Everything you need to know about the 23 year-old Scot who is Britain's sprint revelation of the 2016 Rio Olympic Games
Callum Skinner has been Britain’s track sprint revelation of this year’s Olympic Games in Rio de Janeiro. Anchoring Britain’s team sprint from man three and blitzing through to the final of the individual sprint, the 23 year-old Scot has barely put a foot wrong in Brazil.
Having won gold in the team sprint, the man from Edinburgh now stands between Jason Kenny and his fifth Olympic gold medal when the two line up in the sprint final in Rio on Sunday.
While Skinner’s performances may have taken some by surprise, the results are final confirmation of talent for the man who has been slated as the ‘next Chris Hoy’ ever since he was first inspired to swing a leg over a bike after watching Hoy win a gold medal in Athens in 2004.
Indeed Skinner began his riding career at the same Meadowbank track that nurtured Hoy; in 2008 when he was crowned national youth champion, the city council even crowned him the inaugural winner of the Chris Hoy Trophy for promising young cyclists.
“He’s a young lad whose come onto the team and whose worked incredibly hard, he’s earnt the spot and he’s shown already that he’s riding with a really mature head,” said Hoy.
“Anyone that comes into the team has been given that kind of title [the ‘next Chris Hoy’] and it must get really quite boring for them to have to listen to the same thing all the time.”
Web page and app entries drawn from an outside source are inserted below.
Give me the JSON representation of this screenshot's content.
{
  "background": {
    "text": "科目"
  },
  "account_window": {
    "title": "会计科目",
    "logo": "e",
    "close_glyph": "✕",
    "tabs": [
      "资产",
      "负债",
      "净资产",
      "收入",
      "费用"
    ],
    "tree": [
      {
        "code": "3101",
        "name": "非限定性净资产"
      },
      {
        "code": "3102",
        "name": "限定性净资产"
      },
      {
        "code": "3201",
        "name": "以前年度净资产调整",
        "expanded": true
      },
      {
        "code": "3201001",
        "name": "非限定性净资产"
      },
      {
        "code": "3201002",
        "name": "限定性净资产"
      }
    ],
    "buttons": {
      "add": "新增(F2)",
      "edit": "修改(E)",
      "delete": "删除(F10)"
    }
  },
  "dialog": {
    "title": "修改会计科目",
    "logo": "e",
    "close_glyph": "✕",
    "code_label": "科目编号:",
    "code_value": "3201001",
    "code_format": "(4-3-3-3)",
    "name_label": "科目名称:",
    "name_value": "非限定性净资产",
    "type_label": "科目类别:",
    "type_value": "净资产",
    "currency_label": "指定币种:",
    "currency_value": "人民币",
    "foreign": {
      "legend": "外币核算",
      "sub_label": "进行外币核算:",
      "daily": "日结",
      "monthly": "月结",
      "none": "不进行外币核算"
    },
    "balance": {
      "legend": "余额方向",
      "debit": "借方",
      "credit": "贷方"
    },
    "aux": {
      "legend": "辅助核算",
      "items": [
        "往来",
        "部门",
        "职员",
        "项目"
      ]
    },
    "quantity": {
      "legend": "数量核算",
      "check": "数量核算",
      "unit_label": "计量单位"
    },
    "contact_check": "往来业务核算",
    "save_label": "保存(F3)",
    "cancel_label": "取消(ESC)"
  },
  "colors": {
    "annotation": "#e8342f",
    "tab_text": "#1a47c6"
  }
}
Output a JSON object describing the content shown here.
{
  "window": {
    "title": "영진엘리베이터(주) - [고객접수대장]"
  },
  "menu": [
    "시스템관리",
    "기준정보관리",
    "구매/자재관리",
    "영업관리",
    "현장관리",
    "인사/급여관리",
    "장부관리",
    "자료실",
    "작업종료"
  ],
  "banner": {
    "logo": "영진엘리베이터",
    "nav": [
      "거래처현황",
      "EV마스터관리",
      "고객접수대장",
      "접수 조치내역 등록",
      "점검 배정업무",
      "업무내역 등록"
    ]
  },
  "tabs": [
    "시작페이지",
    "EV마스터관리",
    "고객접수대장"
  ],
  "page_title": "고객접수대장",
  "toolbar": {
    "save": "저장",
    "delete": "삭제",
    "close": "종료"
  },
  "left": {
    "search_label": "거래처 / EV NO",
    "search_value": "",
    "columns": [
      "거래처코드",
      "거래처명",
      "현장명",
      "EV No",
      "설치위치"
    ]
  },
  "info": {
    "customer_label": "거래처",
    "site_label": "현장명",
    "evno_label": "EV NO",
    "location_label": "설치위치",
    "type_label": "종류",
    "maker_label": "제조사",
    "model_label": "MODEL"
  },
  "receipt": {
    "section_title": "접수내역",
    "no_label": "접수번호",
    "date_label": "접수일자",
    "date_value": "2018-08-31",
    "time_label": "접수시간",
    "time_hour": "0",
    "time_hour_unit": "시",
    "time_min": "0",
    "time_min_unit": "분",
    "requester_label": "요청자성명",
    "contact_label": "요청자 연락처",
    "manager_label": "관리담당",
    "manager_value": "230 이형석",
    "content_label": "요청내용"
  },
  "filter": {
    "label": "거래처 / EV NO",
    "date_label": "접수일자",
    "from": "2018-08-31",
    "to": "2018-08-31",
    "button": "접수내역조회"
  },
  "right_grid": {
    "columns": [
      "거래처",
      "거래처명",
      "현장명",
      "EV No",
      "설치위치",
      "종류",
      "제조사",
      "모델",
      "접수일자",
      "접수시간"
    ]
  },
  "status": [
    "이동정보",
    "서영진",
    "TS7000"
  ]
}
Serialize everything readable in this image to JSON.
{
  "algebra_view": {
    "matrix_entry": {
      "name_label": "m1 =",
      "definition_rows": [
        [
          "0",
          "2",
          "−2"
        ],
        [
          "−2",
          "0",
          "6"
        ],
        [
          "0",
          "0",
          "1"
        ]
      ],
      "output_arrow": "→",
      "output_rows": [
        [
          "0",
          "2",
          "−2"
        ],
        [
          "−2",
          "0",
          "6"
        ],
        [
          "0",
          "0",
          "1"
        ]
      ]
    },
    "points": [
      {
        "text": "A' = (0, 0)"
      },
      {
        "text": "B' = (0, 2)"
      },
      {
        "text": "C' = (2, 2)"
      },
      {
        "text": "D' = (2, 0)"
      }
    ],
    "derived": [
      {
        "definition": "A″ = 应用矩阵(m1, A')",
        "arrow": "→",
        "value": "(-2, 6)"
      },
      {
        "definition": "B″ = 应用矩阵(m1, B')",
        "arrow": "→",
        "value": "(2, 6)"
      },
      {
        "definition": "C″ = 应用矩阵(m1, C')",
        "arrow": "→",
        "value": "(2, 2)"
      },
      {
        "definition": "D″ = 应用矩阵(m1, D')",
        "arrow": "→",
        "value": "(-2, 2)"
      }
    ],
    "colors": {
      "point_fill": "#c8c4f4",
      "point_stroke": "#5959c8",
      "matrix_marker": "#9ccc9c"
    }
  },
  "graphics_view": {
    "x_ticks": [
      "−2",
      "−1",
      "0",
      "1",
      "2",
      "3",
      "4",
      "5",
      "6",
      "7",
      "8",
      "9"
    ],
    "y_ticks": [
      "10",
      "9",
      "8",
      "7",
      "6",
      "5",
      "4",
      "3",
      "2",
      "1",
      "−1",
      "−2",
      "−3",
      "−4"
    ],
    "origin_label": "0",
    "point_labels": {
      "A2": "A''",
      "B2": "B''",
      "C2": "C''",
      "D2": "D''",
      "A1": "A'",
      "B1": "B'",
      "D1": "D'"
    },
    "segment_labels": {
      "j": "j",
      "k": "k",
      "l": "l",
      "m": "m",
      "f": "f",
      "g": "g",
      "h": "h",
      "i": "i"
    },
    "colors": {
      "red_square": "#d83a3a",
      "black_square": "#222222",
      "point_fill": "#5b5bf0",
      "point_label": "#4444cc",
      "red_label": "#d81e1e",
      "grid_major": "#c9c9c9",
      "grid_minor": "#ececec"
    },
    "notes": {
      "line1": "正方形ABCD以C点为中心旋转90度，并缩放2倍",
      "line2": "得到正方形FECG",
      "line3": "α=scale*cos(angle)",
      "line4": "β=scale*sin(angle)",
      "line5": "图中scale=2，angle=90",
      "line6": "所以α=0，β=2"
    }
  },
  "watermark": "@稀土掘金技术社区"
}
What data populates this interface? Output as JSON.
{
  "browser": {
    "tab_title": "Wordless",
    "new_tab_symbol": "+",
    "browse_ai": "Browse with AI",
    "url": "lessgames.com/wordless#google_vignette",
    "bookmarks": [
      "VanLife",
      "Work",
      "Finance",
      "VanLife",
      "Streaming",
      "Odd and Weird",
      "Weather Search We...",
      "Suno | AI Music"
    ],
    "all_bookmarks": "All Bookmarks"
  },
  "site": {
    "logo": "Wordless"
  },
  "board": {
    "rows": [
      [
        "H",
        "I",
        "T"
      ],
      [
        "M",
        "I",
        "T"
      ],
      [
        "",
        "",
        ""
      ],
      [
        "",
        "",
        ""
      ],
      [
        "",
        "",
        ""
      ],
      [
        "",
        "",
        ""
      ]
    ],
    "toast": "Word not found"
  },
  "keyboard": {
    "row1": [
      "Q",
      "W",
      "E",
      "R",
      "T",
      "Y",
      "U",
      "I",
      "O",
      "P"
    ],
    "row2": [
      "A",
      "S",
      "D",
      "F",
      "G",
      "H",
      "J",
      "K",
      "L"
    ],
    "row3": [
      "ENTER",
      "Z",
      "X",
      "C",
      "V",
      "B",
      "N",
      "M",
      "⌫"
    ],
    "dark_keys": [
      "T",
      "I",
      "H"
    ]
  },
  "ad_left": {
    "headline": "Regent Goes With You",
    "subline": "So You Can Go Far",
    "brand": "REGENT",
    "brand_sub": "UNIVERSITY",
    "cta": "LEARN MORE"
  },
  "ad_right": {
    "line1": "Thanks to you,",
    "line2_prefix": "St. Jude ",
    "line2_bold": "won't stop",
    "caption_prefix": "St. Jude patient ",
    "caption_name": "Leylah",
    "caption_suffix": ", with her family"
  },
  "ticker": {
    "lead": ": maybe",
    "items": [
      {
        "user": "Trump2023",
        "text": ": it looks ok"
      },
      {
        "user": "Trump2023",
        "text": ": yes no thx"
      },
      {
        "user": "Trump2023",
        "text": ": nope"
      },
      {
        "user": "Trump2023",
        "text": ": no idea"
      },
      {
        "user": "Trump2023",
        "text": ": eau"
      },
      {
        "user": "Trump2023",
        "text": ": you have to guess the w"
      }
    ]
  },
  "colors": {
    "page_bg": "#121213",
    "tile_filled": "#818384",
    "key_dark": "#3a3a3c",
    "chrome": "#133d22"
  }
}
Supported by the Braveheart Fund, Skinner has steadily worked his way through the British Cycling system.
In 2010 he joined the BC Academy and represented Scotland at the 2010 Commonwealth Games. In 2014 he became the first man to ever win all four sprint events – team sprint, individual sprint, keirin and kilo – at the national championships.
2016 was a standout year for Skinner, who won team sprint World Cup overall title with Philip Hindes and Jason Kenny and finished eighth in the individual sprint in the track world championships in London, claiming the scalp of defending champion, Frenchman Gregory Bauge, along the way.
In doing so he has cemented his place as man three in the team pursuit, a hugely demanding role that requires immense power off the start and exceptional strength endurance. None have made it their own since the departure of Hoy from the position after London 2012.
“He was the last piece of the jigsaw puzzle for us, and there’s no doubt he’s done a fantastic job,” said GB head coach Iain Dyer. “It was a fantastic series [in the team sprint], to not only ride that fast once but to do it three times on such limited recovery, at such a high level.”
Only his Rio roommate Jason Kenny qualified faster in the individual sprint in Brazil and Skinner, who coaches describe as laid back but extremely hard-working, appears unfazed by the biggest competition of his career.
The way he stares down his opponents before each match up in the sprint suggests that his confidence is sky high.
Just as Kenny emerged in Beijing in 2008 to win team sprint gold and individual sprint silver behind Chris Hoy, so history seems to be repeating itself. By the end of these Games, Callum Skinner will be the next big name in British track sprinting.